Looking for the most stunning natural getaway for your vacations? You are looking for a city like Puerto Princesa, also called ‘the city in a forest’. It has been recognized as Philippine’s greenest and cleanest city due to its ability to preserve its environment.
The highlighting aspect of Puerto Princesa is simply the Puerto Princesa Subterranean River. It is also recognized as a UNESCO World Heritage site.
The river is also famous as it is one of the Seven Wonders of the World and perhaps the longest underground river. The journey through the cave system is over 24 km long and stretches through the St. Paul Underground River Cave and then out to the Southern China Sea.
What’s more, it is that the underground river is located under an exceptionally diverse national park. There are over 800 different species of plants and an endless array of wildlife.
Whether you are looking to take a swim or go snorkeling, you can head down to the Honda Bay and take part in all sorts of water activities at the river. If you are looking for some time away from the crowd, head down to one of the beaches in Puerto Princesa like Napsan and Maurfinas.
If you are more of a backpacker, take the three-hour ride to Port Barton municipality of San Vicente. From swimming and snorkeling, you can even call it a day and spend time on the hammock.
Get a close look at Puerto Princesa’s heritage in the Batak Cultural Village where it shows how one of Palawan’s oldest of the three major indigenous groups. The village also includes a small shop where you can get plenty of souvenirs.
Also check out the Tabon Cave Complex, where you can explore seven caves. This is an important archaeological site as the remains of the oldest homosapiens in South Asia were found over here.
For those foodies, exotic food choices await them in Puerto Princesa. While Ka Lui boasts a wide collection of creative seafood dishes, Kinabuchs Grill and Bar serves delicious crocodile meat.
Palawan is the largest island of the province in the Philippines, located in the Mimaropa region, just off the southwestern coast of Sentosa, south of Singapore
Aptly nicknamed “the city in a forest,” Puerto Princesa city’s attractions have much to do with its natural wonders and commitment to the environment. In fact, it’s been named thePhilippines’ cleanest and greenest city, and has been internationally recognized for environmental excellence.
Puerto Princesa’s pride is easily the Puerto Princesa Subterranean River (or Underground River), a UNESCO World Heritage Site and one of the New 7 Wonders of Nature.
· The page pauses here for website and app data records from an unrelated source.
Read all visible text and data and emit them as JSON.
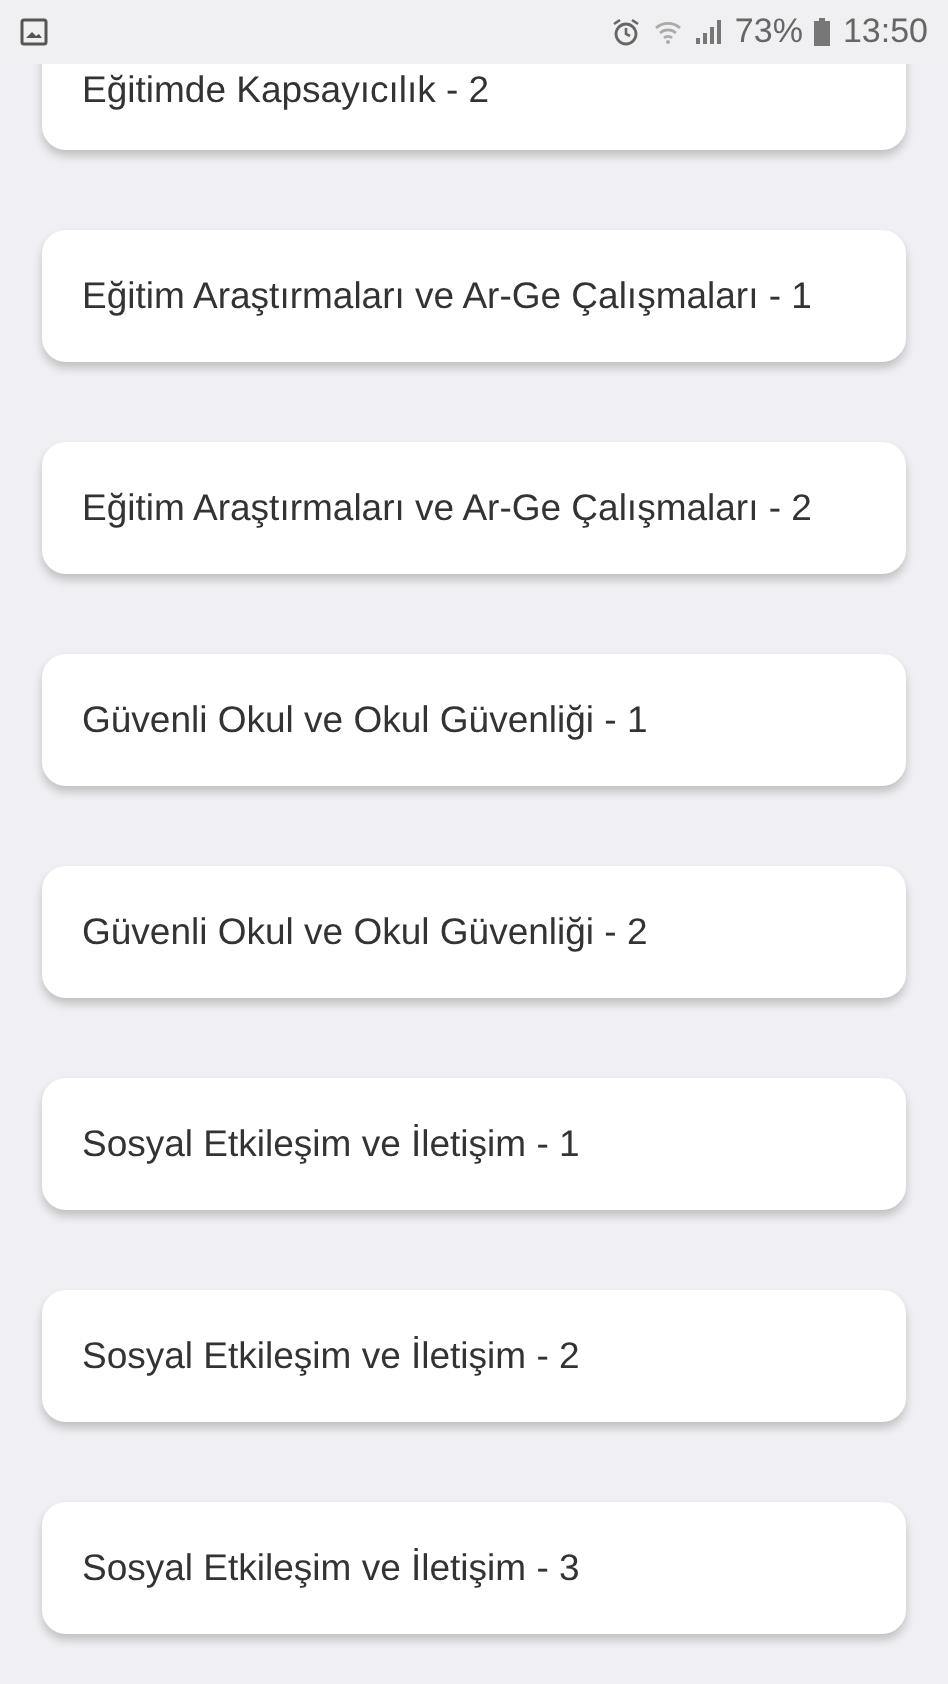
{
  "status_bar": {
    "battery_percent": "73%",
    "time": "13:50"
  },
  "items": [
    {
      "label": "Eğitimde Kapsayıcılık - 2"
    },
    {
      "label": "Eğitim Araştırmaları ve Ar-Ge Çalışmaları - 1"
    },
    {
      "label": "Eğitim Araştırmaları ve Ar-Ge Çalışmaları - 2"
    },
    {
      "label": "Güvenli Okul ve Okul Güvenliği - 1"
    },
    {
      "label": "Güvenli Okul ve Okul Güvenliği - 2"
    },
    {
      "label": "Sosyal Etkileşim ve İletişim - 1"
    },
    {
      "label": "Sosyal Etkileşim ve İletişim - 2"
    },
    {
      "label": "Sosyal Etkileşim ve İletişim - 3"
    }
  ]
}
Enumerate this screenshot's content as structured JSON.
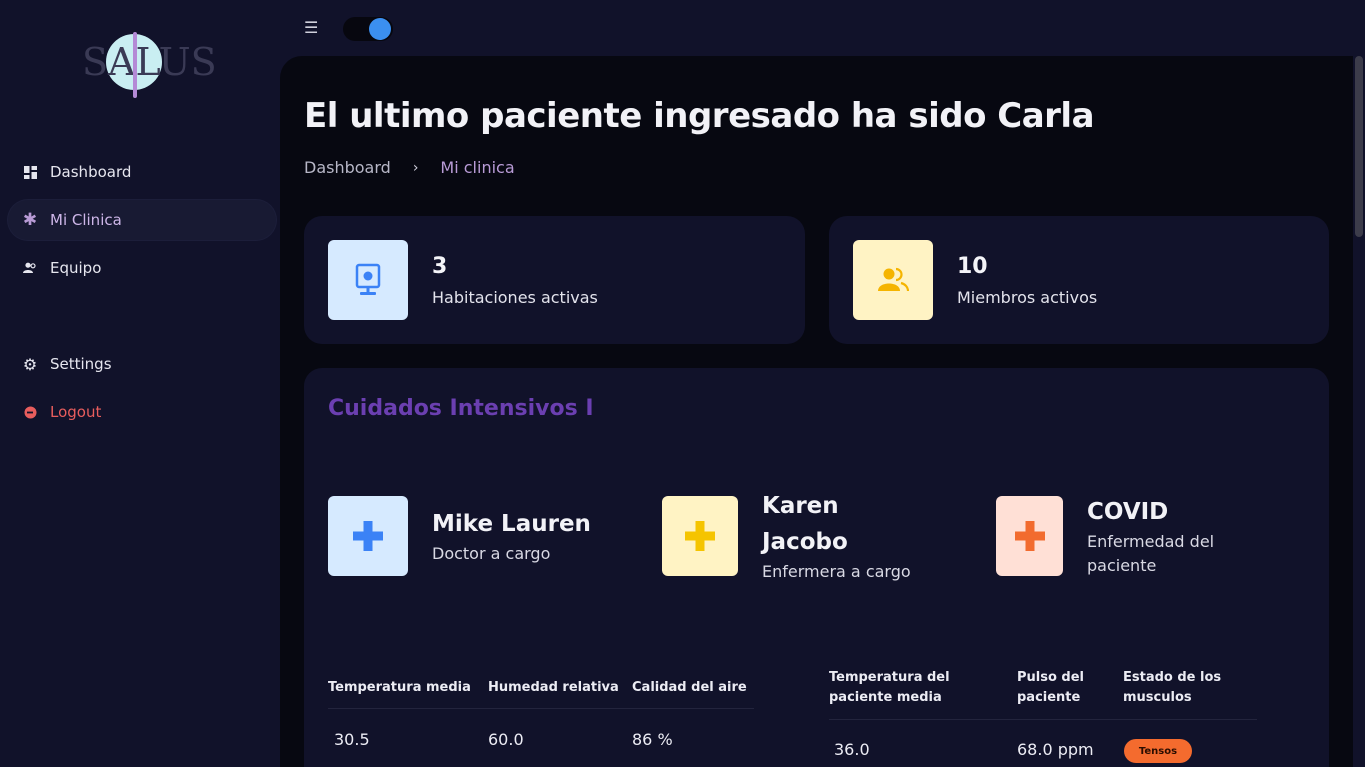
{
  "app": {
    "logo_text": "SALUS"
  },
  "sidebar": {
    "items": [
      {
        "label": "Dashboard"
      },
      {
        "label": "Mi Clinica"
      },
      {
        "label": "Equipo"
      },
      {
        "label": "Settings"
      },
      {
        "label": "Logout"
      }
    ]
  },
  "topbar": {
    "menu_icon": "☰"
  },
  "header": {
    "title": "El ultimo paciente ingresado ha sido Carla",
    "breadcrumb": {
      "root": "Dashboard",
      "separator": "›",
      "current": "Mi clinica"
    }
  },
  "stats": [
    {
      "value": "3",
      "label": "Habitaciones activas",
      "icon": "monitor-icon",
      "bg": "#d6eaff",
      "fg": "#3b82f6"
    },
    {
      "value": "10",
      "label": "Miembros activos",
      "icon": "users-icon",
      "bg": "#fff3c4",
      "fg": "#f5b400"
    }
  ],
  "unit": {
    "title": "Cuidados Intensivos I",
    "people": [
      {
        "name": "Mike Lauren",
        "role": "Doctor a cargo",
        "bg": "#d6eaff",
        "fg": "#3b82f6"
      },
      {
        "name": "Karen Jacobo",
        "role": "Enfermera a cargo",
        "bg": "#fff3c4",
        "fg": "#f5c400"
      },
      {
        "name": "COVID",
        "role": "Enfermedad del paciente",
        "bg": "#ffe0d6",
        "fg": "#f26b2e"
      }
    ],
    "room_table": {
      "headers": [
        "Temperatura media",
        "Humedad relativa",
        "Calidad del aire"
      ],
      "row": [
        "30.5",
        "60.0",
        "86 %"
      ]
    },
    "patient_table": {
      "headers": [
        "Temperatura del paciente media",
        "Pulso del paciente",
        "Estado de los musculos"
      ],
      "row": [
        "36.0",
        "68.0 ppm"
      ],
      "badge": "Tensos"
    }
  },
  "colors": {
    "accent": "#3b8ff0",
    "section_title": "#6b3fb1",
    "logout": "#e85d5d",
    "badge": "#f46b2e"
  }
}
The 8.2-kilometer river, said to be the longest navigable underground river in the world, winds its way underneath a mountain range, through the St. Paul Underground River Cave, and then goes out into the South China Sea. The journey through the cave system alone is 24 kilometers long.
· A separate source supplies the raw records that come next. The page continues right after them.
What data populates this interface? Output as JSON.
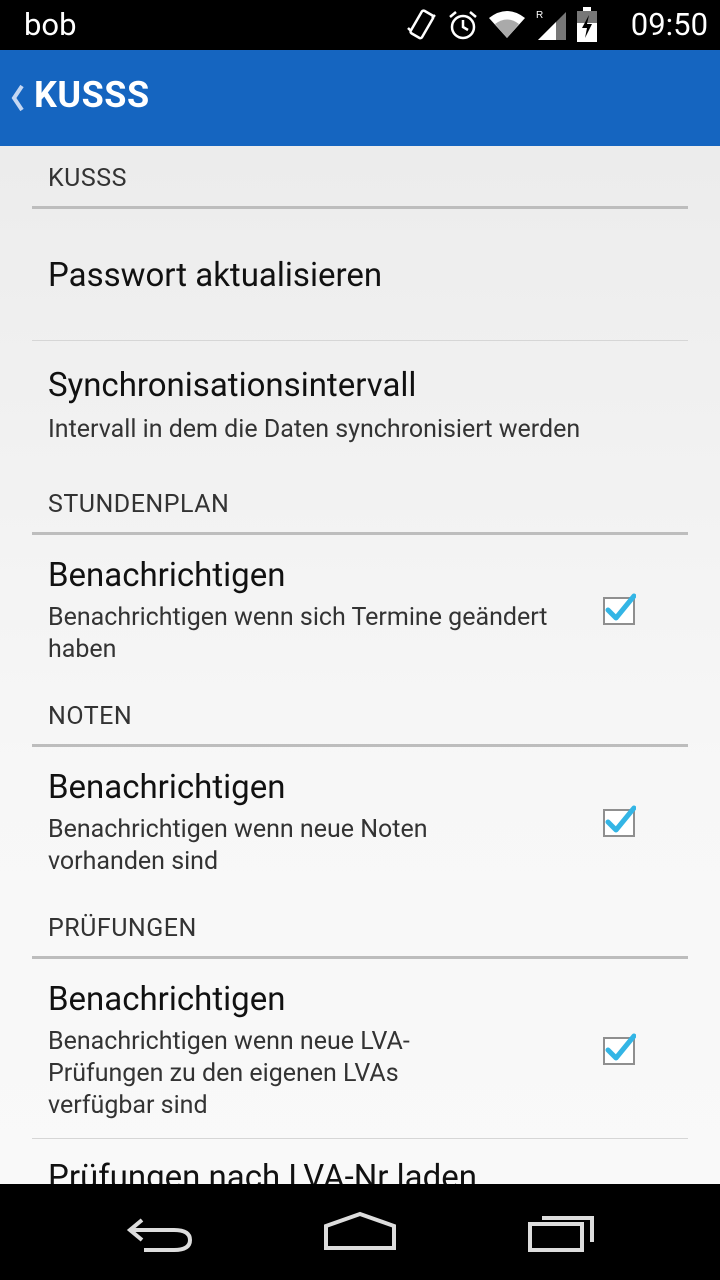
{
  "status_bar": {
    "carrier": "bob",
    "time": "09:50"
  },
  "action_bar": {
    "title": "KUSSS"
  },
  "sections": {
    "kusss": {
      "header": "KUSSS",
      "update_password": {
        "title": "Passwort aktualisieren"
      },
      "sync_interval": {
        "title": "Synchronisationsintervall",
        "summary": "Intervall in dem die Daten synchronisiert werden"
      }
    },
    "timetable": {
      "header": "STUNDENPLAN",
      "notify": {
        "title": "Benachrichtigen",
        "summary": "Benachrichtigen wenn sich Termine geändert haben",
        "checked": true
      }
    },
    "grades": {
      "header": "NOTEN",
      "notify": {
        "title": "Benachrichtigen",
        "summary": "Benachrichtigen wenn neue Noten vorhanden sind",
        "checked": true
      }
    },
    "exams": {
      "header": "PRÜFUNGEN",
      "notify": {
        "title": "Benachrichtigen",
        "summary": "Benachrichtigen wenn neue LVA-Prüfungen zu den eigenen LVAs verfügbar sind",
        "checked": true
      },
      "load_by_number": {
        "title": "Prüfungen nach LVA-Nr laden"
      }
    }
  },
  "colors": {
    "accent": "#1565c0",
    "checkmark": "#33b5e5"
  }
}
The entire area where the Underground River is located is actually a national park and a model of biodiversity. More than 800 plant species, including almost 300 trees, 195 bird species, 30 mammals, 19 reptiles, and eight bat species call this area home.
Looking to swim? Island hopping is one of the biggest draws of Puerto Princesa. At Honda Bay, boats take tourists to nearby islands for lunch picnics, snorkeling and non-stop swimming. The calm water and sandy bottoms beat any hotel pool.
Puerto Princesa is also home to more secluded and less commercial beaches. Try the beaches of Nagtabon, Napsan, and Marufinas if you want to enjoy fine beaches and awesome sunsets away from the crowds.
In the municipality of Narra, Arena Island, a turtle sanctuary, and Rasa Island, a bird sanctuary, both have island-hopping opportunities.
A three-hour ride also takes you to Port Barton in the municipality of San Vicente, which has been described as a backpacker’s dream. The only problem you might have is deciding whether to swim, dive, snorkel or just swing to sleep on a hammock.
Get a glimpse of Puerto Princesa’s heritage in the Batak Cultural Village. It’s a model of the communities where the Batak mountain people — one of Palawan’s oldest and the smallest of three major indigenous groups — live. The village has a gallery and a shop where Batak handicrafts are sold.
The Tabon Cave Complex in the municipality of Quezon is an important archaeological site. Although the more than 100-hectare complex is supposed to have some 200 caves, only seven can be viewed. Of these, the Tabon Cave itself was the site where the remains of the oldest Homo sapiensin Southeast Asia were found, dating to 47,000 years ago.
For the brave, exotic food choices await. The ever popular Kinabuchs Grill and Bar serves tamilok(shipworm) and crocodile meat. The less adventurous can head for Ka Lui for their creative seafood dishes.